About this exercise:
Report all lines of the data below that hold the word "edges".

[Recorded data]
────────

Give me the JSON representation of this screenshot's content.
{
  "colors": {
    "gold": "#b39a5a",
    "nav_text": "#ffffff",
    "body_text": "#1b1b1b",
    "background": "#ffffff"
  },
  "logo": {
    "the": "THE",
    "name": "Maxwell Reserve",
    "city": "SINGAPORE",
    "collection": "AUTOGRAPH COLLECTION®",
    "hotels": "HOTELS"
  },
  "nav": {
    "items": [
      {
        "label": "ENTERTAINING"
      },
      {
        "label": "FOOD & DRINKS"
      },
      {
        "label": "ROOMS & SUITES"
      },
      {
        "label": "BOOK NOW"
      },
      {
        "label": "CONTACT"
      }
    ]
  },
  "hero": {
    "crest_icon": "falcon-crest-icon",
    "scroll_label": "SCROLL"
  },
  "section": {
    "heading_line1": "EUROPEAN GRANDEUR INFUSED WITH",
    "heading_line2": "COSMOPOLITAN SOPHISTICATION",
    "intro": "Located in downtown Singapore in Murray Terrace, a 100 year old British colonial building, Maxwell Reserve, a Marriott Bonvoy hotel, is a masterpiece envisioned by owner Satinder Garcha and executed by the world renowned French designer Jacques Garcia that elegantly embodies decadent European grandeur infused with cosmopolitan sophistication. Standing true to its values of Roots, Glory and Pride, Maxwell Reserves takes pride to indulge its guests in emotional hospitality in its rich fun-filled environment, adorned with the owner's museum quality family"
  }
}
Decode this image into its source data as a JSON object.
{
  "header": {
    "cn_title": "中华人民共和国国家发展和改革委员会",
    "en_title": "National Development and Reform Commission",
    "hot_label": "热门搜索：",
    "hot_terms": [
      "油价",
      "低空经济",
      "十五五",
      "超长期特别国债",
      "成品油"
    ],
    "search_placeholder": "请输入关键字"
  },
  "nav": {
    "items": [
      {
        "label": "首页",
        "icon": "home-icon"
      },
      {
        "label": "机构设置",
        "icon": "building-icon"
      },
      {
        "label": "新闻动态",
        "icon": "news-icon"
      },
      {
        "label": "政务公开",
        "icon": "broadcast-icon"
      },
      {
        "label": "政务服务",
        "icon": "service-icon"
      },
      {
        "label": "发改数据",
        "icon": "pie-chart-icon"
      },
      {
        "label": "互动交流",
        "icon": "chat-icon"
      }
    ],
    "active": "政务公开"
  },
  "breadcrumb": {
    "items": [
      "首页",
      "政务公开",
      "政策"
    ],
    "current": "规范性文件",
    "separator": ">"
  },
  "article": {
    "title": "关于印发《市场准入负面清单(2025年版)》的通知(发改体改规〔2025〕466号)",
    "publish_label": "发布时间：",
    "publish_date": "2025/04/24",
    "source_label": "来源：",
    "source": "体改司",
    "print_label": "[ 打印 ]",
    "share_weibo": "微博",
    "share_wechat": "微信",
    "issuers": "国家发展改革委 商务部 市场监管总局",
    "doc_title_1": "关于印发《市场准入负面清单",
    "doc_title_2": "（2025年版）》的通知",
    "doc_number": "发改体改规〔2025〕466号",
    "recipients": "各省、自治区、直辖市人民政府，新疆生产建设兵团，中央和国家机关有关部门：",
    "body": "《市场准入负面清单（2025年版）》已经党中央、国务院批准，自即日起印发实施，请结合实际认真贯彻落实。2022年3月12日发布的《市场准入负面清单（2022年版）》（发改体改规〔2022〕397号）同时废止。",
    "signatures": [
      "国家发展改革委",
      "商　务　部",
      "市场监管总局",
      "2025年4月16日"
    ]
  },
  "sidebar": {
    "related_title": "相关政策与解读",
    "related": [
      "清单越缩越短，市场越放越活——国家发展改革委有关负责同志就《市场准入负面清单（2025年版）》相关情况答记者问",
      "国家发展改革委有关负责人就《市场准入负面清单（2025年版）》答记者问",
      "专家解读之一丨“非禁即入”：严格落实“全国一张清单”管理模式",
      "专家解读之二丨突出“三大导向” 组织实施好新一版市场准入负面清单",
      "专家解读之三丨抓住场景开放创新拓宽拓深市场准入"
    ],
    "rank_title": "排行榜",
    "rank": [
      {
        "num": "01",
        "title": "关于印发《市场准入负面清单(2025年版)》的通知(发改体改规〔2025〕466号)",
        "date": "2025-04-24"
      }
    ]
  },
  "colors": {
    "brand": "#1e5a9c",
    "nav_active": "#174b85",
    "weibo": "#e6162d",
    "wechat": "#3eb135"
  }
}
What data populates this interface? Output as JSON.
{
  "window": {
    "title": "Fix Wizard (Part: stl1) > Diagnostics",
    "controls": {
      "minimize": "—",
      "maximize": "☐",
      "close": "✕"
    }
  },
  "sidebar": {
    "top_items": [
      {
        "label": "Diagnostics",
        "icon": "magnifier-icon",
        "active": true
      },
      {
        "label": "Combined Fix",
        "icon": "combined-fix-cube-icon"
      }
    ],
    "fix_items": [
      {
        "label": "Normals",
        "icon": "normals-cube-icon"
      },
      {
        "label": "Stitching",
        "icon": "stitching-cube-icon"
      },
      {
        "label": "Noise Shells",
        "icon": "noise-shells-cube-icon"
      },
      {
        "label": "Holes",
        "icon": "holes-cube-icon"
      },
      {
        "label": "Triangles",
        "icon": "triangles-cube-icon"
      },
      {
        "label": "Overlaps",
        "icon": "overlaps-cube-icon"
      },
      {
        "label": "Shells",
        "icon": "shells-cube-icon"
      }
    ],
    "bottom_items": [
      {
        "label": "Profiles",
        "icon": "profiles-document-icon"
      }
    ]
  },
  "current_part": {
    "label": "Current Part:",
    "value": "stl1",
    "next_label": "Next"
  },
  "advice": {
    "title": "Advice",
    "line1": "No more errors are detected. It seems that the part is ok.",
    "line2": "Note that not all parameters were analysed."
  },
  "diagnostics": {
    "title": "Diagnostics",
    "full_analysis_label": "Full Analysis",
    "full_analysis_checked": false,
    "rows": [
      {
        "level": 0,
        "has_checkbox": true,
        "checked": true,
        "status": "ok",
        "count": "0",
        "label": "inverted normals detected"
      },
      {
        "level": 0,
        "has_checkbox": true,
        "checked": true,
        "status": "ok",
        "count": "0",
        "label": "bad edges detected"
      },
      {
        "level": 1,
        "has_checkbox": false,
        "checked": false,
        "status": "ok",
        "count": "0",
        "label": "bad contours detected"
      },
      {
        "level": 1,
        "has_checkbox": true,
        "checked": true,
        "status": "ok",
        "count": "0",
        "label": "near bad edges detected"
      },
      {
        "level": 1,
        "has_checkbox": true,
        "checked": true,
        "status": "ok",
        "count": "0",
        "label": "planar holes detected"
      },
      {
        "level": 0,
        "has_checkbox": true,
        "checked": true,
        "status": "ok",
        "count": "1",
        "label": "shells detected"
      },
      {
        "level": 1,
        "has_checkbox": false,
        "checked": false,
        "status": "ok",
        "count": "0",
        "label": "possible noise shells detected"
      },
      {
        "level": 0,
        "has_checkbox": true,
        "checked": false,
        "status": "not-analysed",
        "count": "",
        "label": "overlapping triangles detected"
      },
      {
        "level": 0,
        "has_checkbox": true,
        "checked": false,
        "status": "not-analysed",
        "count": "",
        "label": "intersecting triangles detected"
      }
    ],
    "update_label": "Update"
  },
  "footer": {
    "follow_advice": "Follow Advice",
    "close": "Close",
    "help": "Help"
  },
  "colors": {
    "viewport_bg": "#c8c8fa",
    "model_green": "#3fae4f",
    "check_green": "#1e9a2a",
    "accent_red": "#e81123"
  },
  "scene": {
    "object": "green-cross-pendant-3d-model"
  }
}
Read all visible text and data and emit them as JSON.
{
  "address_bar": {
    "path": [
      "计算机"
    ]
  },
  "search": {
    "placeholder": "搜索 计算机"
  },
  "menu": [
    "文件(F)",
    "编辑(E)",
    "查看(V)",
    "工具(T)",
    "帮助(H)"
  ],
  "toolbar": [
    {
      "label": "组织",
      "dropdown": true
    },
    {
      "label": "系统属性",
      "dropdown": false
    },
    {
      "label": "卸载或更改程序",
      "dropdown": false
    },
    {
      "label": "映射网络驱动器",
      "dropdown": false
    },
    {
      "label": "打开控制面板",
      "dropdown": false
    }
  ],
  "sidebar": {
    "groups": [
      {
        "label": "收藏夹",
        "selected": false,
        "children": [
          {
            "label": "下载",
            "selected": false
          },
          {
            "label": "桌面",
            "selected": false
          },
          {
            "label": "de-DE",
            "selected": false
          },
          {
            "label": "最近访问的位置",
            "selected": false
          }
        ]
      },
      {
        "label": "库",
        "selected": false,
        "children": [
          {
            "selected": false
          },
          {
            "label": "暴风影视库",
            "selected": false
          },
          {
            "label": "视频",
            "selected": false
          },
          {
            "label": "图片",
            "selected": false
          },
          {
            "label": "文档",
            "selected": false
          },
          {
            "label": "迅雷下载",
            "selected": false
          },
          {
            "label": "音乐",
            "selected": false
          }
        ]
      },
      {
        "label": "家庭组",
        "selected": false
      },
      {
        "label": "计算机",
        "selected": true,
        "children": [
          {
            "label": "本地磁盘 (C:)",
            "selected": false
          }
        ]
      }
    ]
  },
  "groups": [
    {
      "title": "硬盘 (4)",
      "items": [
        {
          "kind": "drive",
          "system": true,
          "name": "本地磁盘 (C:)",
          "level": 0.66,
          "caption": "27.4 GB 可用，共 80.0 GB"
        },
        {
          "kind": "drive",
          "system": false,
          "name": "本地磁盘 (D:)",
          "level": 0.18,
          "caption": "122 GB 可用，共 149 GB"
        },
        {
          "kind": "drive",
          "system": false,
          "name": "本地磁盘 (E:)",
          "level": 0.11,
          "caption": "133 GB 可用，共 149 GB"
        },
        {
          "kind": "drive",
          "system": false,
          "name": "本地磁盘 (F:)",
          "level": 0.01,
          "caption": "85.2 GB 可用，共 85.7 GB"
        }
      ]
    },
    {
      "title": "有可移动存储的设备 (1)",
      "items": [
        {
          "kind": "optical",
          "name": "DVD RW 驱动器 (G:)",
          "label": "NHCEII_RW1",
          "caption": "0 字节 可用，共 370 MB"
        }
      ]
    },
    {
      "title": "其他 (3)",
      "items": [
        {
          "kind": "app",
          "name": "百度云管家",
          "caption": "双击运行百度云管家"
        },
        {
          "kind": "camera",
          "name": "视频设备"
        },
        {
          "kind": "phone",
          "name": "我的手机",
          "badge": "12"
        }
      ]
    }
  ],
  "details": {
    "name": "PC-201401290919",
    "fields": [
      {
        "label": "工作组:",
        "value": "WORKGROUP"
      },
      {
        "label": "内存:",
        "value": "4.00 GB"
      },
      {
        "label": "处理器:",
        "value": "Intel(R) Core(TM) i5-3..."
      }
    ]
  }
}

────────

Problem solution:
        "label": "bad edges detected"
        "label": "near bad edges detected"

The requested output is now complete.